──────── GIVEN ENTRIES ────────

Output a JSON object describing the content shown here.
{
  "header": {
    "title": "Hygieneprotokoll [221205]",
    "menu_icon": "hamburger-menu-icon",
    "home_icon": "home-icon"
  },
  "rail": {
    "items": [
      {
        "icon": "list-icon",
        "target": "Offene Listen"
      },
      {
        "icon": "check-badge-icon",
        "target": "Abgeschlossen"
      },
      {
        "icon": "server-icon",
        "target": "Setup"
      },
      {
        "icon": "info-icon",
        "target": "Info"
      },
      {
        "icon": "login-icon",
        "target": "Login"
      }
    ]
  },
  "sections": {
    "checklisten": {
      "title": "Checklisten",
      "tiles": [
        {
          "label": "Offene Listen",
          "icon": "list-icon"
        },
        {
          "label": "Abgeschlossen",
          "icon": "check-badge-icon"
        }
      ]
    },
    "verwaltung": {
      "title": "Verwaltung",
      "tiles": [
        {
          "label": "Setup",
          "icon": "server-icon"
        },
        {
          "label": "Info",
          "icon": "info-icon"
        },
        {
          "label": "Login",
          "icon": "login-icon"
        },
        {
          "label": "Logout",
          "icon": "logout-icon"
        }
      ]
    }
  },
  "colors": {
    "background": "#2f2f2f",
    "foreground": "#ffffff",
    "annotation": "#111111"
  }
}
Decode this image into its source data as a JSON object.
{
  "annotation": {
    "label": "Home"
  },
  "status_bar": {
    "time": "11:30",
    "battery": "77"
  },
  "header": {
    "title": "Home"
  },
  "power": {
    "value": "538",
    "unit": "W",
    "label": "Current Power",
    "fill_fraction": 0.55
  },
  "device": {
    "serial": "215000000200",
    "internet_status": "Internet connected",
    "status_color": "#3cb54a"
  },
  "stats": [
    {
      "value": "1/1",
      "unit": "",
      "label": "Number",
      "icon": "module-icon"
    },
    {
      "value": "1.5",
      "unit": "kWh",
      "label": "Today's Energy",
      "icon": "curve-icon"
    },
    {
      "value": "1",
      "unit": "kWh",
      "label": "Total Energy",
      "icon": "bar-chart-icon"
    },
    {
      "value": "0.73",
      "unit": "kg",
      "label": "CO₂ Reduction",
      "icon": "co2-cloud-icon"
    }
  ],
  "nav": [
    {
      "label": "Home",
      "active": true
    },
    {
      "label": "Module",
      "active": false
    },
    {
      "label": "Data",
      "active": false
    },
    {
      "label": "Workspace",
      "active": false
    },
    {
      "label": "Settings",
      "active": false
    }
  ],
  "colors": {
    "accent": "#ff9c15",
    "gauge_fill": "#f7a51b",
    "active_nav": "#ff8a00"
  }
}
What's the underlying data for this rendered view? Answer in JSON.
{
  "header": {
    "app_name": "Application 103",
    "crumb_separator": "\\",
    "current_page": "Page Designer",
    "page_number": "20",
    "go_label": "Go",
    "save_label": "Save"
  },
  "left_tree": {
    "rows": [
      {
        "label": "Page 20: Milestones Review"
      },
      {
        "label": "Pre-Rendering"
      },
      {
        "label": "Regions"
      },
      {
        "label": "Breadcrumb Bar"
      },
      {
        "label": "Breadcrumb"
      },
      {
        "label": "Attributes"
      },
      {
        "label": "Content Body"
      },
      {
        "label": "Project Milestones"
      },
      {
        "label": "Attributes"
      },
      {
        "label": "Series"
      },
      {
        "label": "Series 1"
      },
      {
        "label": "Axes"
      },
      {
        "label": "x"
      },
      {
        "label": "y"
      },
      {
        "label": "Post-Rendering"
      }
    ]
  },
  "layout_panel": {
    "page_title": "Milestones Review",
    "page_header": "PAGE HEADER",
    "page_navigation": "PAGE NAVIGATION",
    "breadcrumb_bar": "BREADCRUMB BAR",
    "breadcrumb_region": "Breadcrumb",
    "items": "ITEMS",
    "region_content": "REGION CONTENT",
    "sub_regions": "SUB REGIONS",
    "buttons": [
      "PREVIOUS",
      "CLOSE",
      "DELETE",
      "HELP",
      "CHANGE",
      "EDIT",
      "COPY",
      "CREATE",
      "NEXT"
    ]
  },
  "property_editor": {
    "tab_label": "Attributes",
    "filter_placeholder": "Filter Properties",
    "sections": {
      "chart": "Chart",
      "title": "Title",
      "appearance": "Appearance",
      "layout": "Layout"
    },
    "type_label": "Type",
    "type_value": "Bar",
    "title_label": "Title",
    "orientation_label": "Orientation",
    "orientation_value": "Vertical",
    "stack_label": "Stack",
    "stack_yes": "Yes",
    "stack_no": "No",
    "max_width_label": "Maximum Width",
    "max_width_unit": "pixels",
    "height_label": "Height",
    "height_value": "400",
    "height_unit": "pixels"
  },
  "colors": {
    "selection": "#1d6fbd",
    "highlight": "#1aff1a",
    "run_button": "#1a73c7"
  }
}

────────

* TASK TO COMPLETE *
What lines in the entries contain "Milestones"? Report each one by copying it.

* RESULT OF THE TASK *
        "label": "Page 20: Milestones Review"
        "label": "Project Milestones"
    "page_title": "Milestones Review",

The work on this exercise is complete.